Try it =>
In the listing below, count the lines that contain the string "this", and state that number without further words.

Given records =>

——

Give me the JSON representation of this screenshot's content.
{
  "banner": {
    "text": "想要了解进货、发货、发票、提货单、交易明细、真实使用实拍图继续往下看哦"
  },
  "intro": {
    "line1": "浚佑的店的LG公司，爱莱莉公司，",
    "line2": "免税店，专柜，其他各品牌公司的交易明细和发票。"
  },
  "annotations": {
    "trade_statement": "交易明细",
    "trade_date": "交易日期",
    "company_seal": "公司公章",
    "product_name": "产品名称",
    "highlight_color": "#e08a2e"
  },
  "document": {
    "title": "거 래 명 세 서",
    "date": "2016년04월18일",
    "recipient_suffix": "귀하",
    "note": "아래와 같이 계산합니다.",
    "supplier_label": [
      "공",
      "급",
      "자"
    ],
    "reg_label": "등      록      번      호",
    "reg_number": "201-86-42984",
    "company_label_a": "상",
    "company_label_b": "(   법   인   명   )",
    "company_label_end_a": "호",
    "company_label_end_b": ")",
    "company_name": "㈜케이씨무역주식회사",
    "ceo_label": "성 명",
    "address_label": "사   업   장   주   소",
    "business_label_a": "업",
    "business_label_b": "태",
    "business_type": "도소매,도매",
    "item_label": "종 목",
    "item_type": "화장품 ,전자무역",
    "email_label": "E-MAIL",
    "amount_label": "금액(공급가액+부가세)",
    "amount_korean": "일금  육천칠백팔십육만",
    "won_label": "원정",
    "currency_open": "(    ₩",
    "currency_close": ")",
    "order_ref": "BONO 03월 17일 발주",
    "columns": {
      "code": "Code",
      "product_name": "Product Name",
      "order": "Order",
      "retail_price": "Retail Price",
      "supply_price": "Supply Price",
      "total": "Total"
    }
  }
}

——

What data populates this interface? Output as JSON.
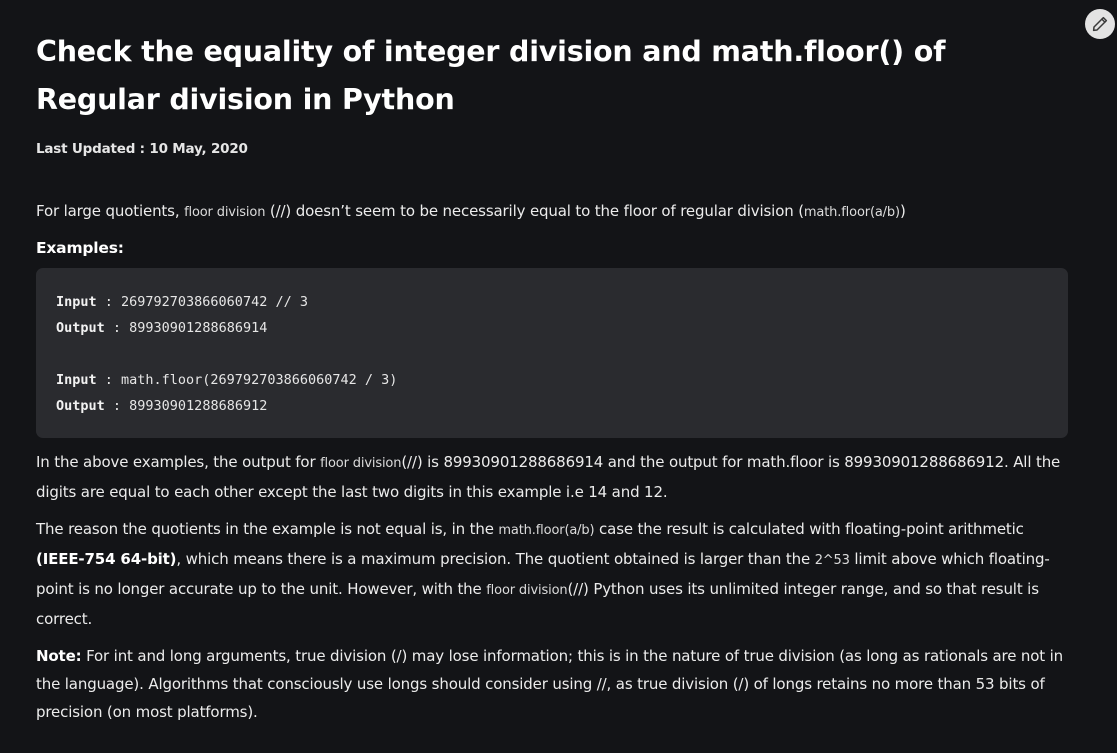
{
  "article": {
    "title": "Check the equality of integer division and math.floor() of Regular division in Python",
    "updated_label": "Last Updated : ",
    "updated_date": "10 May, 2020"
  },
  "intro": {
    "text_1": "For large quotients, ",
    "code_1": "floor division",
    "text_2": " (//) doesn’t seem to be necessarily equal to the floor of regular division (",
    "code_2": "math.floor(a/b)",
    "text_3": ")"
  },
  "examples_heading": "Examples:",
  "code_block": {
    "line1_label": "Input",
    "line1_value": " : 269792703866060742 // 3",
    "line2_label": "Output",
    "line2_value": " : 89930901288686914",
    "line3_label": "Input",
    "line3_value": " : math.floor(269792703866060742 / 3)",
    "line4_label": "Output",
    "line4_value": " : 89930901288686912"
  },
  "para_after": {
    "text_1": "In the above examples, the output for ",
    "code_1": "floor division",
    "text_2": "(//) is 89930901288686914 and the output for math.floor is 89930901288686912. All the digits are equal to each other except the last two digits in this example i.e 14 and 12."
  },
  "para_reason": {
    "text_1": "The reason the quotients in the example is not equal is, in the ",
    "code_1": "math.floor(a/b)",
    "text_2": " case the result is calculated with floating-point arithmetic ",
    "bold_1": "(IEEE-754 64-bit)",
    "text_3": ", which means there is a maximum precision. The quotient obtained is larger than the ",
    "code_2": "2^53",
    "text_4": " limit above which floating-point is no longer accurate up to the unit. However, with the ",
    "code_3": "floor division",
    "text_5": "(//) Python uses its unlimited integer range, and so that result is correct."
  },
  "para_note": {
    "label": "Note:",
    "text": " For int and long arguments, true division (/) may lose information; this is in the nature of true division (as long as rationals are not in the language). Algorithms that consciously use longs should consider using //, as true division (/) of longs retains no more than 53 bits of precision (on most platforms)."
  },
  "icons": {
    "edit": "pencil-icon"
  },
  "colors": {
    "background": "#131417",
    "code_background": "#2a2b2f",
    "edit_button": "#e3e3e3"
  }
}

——

Answer box =>
4